_LISTED RECORDS_
※

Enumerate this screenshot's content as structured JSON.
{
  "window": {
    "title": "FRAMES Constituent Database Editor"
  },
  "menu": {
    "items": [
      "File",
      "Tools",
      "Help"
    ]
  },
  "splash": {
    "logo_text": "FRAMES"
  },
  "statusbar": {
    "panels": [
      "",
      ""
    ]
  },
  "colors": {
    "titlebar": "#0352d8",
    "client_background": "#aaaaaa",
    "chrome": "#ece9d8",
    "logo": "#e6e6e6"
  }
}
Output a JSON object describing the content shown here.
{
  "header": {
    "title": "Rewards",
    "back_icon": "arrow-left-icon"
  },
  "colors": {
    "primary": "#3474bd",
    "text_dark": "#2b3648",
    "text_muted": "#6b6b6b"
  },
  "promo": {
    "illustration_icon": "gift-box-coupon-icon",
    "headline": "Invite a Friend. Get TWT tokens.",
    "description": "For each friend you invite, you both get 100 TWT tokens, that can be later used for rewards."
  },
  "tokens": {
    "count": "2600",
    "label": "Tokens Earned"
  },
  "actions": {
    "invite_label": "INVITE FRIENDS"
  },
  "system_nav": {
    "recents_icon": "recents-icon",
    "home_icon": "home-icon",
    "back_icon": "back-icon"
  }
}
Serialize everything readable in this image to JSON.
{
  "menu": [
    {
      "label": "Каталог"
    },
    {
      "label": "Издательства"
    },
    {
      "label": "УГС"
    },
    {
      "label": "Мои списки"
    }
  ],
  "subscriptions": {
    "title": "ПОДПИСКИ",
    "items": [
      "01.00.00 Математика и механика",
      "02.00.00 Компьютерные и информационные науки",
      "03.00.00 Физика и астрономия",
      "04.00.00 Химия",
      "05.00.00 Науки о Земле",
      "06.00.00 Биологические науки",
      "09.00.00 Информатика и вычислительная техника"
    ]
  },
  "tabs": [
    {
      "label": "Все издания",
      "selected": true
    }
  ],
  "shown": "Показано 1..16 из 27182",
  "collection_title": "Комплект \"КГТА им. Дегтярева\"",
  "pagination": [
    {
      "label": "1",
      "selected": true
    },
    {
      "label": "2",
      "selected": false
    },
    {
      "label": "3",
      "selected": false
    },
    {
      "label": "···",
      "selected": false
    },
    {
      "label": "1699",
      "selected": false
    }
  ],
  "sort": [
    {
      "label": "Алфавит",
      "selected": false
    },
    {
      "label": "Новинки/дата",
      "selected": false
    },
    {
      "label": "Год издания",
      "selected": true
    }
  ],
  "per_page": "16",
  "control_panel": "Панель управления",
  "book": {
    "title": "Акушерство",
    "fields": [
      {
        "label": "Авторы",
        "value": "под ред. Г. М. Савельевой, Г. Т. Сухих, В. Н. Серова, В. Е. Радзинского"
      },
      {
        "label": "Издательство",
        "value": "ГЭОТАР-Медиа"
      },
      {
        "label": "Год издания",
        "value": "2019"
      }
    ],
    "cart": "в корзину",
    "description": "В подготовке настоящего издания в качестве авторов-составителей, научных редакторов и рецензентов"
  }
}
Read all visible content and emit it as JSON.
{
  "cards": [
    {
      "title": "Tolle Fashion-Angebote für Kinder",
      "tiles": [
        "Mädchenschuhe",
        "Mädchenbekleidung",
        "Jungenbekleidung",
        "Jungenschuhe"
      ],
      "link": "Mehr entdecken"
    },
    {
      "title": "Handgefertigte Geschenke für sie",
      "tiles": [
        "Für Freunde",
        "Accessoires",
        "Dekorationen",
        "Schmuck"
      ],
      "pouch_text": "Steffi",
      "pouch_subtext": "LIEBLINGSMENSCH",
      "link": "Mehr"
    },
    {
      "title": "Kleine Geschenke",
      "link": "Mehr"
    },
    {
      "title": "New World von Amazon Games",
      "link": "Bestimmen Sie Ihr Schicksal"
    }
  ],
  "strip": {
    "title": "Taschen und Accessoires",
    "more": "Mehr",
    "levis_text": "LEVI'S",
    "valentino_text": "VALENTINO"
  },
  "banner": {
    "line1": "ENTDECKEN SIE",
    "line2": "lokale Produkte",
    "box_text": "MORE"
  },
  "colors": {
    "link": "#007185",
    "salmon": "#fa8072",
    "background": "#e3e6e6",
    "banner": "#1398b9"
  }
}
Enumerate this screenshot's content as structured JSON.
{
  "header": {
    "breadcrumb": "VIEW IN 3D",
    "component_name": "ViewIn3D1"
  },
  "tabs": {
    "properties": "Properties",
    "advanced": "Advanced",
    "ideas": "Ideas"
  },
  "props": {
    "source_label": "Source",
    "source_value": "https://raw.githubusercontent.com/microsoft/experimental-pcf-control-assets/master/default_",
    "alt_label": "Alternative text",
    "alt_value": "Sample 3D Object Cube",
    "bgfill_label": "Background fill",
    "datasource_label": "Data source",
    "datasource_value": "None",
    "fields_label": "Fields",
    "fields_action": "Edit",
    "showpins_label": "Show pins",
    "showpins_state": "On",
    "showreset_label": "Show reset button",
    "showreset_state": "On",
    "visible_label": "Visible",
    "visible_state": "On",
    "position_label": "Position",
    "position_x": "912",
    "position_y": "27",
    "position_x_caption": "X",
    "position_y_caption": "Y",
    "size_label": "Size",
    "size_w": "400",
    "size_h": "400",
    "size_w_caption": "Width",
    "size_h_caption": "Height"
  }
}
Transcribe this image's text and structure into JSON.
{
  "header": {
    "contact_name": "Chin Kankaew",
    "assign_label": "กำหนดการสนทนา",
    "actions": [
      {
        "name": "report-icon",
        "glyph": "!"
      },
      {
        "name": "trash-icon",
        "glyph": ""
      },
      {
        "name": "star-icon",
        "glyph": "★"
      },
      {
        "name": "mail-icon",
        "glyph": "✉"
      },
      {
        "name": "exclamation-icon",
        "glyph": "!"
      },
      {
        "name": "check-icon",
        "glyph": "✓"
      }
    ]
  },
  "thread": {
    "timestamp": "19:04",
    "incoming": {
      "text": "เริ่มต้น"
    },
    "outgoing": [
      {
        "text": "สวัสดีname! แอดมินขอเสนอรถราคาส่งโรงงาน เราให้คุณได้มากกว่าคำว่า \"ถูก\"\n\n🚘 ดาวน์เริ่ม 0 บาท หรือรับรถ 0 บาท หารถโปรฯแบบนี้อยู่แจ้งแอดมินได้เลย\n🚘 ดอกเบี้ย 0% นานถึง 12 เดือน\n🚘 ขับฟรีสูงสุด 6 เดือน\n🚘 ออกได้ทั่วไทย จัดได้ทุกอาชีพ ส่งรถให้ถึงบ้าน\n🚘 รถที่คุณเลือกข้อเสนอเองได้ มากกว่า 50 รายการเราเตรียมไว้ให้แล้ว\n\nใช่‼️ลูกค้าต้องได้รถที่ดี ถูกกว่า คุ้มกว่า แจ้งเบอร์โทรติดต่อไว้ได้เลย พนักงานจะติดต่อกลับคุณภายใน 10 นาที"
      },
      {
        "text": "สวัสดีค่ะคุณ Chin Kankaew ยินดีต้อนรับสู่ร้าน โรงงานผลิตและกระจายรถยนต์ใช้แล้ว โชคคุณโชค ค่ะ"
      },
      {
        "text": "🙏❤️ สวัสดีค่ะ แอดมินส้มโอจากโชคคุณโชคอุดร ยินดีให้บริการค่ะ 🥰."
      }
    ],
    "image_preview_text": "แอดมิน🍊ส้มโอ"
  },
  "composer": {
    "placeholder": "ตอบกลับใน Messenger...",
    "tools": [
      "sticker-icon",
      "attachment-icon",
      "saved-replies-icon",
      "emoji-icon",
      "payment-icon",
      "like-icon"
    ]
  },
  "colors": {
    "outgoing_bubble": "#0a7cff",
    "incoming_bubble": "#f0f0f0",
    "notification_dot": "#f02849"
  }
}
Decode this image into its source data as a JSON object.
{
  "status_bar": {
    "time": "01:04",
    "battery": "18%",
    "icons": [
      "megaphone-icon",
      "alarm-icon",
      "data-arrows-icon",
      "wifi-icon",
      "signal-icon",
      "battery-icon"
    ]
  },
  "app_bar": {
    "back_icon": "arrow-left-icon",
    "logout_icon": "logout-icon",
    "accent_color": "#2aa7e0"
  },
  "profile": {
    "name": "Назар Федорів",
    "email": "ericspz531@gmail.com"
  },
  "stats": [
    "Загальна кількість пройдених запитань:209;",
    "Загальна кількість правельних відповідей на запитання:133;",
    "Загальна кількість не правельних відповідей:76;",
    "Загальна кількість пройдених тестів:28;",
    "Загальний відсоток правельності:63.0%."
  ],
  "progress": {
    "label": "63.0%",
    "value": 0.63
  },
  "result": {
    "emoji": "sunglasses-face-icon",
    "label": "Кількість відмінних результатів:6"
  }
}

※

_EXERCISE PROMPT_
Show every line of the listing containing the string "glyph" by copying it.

_RESPONSE AREA_
        "glyph": "!"
        "glyph": ""
        "glyph": "★"
        "glyph": "✉"
        "glyph": "!"
        "glyph": "✓"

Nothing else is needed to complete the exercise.